Web page and app entries
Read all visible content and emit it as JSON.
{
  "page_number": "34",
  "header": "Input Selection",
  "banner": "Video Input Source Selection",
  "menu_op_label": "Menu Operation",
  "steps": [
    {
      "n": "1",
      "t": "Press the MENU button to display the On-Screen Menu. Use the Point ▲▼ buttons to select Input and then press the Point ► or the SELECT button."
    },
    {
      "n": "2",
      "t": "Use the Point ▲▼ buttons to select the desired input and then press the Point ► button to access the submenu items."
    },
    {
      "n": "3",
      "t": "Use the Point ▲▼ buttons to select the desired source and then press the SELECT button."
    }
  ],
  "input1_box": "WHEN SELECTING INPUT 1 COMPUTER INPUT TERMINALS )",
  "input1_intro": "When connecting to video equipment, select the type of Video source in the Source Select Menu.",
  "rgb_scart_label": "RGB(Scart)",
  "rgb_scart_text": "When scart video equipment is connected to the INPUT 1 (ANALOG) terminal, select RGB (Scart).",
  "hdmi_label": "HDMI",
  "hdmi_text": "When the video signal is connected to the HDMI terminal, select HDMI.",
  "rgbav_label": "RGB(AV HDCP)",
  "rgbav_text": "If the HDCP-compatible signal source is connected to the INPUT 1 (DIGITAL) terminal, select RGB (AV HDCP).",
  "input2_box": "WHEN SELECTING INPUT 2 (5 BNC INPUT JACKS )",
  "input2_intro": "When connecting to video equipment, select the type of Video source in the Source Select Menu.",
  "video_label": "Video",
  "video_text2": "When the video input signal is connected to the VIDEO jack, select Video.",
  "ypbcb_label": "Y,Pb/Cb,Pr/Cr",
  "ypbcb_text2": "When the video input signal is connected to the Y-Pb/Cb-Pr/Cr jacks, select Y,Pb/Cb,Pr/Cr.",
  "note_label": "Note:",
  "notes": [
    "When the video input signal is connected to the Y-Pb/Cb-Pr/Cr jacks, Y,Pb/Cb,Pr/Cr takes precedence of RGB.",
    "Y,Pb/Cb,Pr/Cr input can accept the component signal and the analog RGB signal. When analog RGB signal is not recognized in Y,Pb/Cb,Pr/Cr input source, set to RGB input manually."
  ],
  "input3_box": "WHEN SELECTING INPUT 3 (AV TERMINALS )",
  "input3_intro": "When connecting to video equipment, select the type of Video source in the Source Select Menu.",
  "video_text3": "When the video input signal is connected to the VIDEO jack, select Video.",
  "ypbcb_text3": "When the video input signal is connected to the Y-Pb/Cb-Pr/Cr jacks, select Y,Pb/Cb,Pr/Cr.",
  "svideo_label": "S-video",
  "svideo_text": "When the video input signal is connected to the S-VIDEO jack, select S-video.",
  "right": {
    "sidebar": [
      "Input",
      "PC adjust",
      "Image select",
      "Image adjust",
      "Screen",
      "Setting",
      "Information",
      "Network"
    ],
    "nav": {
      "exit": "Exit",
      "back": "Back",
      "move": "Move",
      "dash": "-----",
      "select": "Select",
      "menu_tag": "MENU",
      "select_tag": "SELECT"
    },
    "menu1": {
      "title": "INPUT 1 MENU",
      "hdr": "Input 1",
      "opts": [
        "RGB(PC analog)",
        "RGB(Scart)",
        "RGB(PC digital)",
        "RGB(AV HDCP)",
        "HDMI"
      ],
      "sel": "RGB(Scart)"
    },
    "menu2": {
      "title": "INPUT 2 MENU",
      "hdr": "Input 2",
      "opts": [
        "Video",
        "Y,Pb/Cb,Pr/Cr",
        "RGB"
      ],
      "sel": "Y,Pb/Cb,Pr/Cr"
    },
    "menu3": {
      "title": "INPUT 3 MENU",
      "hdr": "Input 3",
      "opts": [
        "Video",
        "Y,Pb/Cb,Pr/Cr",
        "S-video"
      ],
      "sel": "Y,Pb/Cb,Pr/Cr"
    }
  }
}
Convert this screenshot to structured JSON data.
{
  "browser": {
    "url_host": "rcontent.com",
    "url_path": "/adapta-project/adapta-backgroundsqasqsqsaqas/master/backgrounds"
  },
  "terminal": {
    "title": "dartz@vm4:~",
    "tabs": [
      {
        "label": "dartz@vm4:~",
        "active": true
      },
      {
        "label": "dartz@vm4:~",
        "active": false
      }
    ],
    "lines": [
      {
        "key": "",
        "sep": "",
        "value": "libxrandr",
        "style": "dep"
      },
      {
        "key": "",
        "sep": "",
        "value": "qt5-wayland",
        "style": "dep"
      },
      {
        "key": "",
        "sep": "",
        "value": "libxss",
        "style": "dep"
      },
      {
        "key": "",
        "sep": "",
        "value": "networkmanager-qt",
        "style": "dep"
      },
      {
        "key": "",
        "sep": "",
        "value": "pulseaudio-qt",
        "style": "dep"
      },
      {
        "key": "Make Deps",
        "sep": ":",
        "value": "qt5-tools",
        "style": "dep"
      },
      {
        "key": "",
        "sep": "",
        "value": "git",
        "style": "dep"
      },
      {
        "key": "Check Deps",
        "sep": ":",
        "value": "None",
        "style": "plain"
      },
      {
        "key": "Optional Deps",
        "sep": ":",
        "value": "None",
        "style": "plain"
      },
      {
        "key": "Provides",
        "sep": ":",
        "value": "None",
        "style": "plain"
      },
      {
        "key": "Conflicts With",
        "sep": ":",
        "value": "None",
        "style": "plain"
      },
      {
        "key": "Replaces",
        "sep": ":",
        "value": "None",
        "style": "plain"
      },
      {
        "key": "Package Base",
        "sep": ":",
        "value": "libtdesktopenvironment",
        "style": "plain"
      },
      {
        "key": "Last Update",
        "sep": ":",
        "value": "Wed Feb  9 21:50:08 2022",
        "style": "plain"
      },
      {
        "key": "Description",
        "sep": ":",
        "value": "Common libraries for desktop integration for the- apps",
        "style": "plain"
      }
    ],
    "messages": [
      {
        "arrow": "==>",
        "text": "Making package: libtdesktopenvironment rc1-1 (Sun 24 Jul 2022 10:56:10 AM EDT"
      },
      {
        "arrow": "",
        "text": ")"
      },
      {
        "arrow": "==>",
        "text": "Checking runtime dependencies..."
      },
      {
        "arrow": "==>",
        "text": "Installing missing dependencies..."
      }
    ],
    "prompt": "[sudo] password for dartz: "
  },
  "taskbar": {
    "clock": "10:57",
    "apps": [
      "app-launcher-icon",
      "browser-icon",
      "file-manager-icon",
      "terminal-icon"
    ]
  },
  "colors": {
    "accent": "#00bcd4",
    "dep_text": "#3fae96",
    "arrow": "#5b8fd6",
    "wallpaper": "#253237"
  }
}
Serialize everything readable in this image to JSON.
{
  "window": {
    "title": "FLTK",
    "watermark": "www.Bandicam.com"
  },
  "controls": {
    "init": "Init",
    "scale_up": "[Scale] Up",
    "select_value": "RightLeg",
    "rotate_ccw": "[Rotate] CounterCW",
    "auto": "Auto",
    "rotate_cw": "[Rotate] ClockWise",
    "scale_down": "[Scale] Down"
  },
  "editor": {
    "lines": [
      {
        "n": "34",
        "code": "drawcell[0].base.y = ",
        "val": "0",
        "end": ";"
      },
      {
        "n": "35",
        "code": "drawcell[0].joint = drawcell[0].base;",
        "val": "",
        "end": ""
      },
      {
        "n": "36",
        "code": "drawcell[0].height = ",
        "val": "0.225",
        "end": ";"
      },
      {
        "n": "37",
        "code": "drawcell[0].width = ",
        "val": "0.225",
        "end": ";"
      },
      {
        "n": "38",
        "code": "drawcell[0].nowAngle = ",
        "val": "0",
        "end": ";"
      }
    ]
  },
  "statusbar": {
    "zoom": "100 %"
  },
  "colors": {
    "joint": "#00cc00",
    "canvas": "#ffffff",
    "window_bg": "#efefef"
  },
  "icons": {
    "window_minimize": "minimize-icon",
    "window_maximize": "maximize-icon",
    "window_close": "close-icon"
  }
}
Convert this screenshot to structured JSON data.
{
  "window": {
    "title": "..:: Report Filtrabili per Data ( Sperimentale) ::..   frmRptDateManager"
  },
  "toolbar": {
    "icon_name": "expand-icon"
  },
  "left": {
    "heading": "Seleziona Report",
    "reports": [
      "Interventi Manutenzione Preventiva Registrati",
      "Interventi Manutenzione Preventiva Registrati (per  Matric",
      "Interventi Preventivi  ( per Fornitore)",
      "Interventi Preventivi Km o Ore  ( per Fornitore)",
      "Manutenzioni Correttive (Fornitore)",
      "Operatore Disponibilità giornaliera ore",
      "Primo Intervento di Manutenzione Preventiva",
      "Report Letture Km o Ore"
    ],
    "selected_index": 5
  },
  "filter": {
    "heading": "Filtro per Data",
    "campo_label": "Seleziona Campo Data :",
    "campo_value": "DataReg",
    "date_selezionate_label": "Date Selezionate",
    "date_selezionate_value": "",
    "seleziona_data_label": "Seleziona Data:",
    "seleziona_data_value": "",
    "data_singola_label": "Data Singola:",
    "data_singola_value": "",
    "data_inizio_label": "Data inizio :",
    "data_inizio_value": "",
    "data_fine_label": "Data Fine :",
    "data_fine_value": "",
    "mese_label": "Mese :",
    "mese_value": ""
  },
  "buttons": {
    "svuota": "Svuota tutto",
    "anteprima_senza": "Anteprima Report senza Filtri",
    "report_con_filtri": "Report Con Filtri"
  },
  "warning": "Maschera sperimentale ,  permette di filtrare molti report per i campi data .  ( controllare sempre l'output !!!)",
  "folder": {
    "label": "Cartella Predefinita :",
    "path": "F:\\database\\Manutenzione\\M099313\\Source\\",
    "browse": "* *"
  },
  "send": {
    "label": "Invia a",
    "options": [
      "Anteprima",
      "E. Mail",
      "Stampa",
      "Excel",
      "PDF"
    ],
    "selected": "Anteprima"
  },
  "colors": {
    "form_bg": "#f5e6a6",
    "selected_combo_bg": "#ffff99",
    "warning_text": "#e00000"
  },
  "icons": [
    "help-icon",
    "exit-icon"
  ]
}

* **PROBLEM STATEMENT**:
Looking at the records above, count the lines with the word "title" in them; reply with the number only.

* **ANSWER AREA**:
6